That’s what supervisors wondered at their meeting on Tuesday night as they reviewed plans for a township park that would be located behind the municipal building on Old Ash Road.
Preliminary plans show a park that would cost $1.6 million. Even with the possibility of donations and grants, supervisors and park committee members agreed that that price tag may not be realistic.
“This is just a starting point with everything included,” said Jim Naret, a project manager with Gateway Engineers Inc., the township’s engineer.
That number would include a parking area, playground, stage with seating, picnic shelter, and an 8-foot-wide wooden boardwalk.
“The amenities are expensive,” he said.
Site prep and paving are estimated at $100,000 each, and the township also has to be careful with nearby wetlands.
The township still has to determine how the project would be funded, and supervisors and committee members went back and forth on questioning whether residents and visitors would be interested in a park.
Committee member Jason Schepp asked if a park would be worth it, considering there are parks in Grove City and Slippery Rock.
The current goal is to determine what features the park should have, and it could be done in phases, said John Trant, the township’s acting administrator.
These kinds of projects get bigger, not smaller, and the township also needs to consider liability insurance and maintenance and security costs, Schepp said.
Many township projects have a big price tag, but there are grants out there, said Rick Dillaman, chair of the board of supervisors.
“How can we stitch it together?” he asked.
The township doesn’t intend to spend $1.6 million on a park, and supervisors need to determine whether it’s worthwhile for the future, Dillaman said, noting that he hears residents say “there’s nothing to do” in Springfield.
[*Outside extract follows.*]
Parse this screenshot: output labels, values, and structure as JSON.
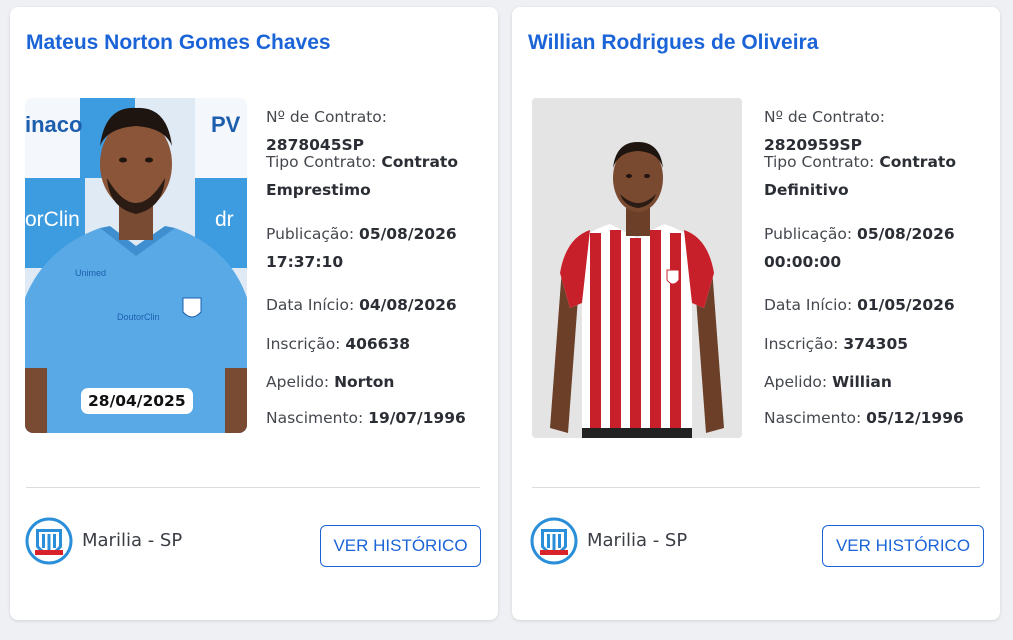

“I’ve always wanted a park,” Supervisor Dave Swartz said.
Kids want to play mini golf, go swimming, or play indoors, said Schepp, who wants to make the best decision for the next generation.
“I wish kids went outside and played all the time,” he said.
The community is aging, and Swartz said he can picture older residents walking in the park; the township needs to create opportunities for them, too.
The project could start small with a parking area, a picnic shelter, and bathroom near the township’s multi-modal trail, which will come up behind the municipal building, said Rhonda McClelland, Springfield’s office manager.
Park committee members agreed to meet again soon to decide how they want to proceed.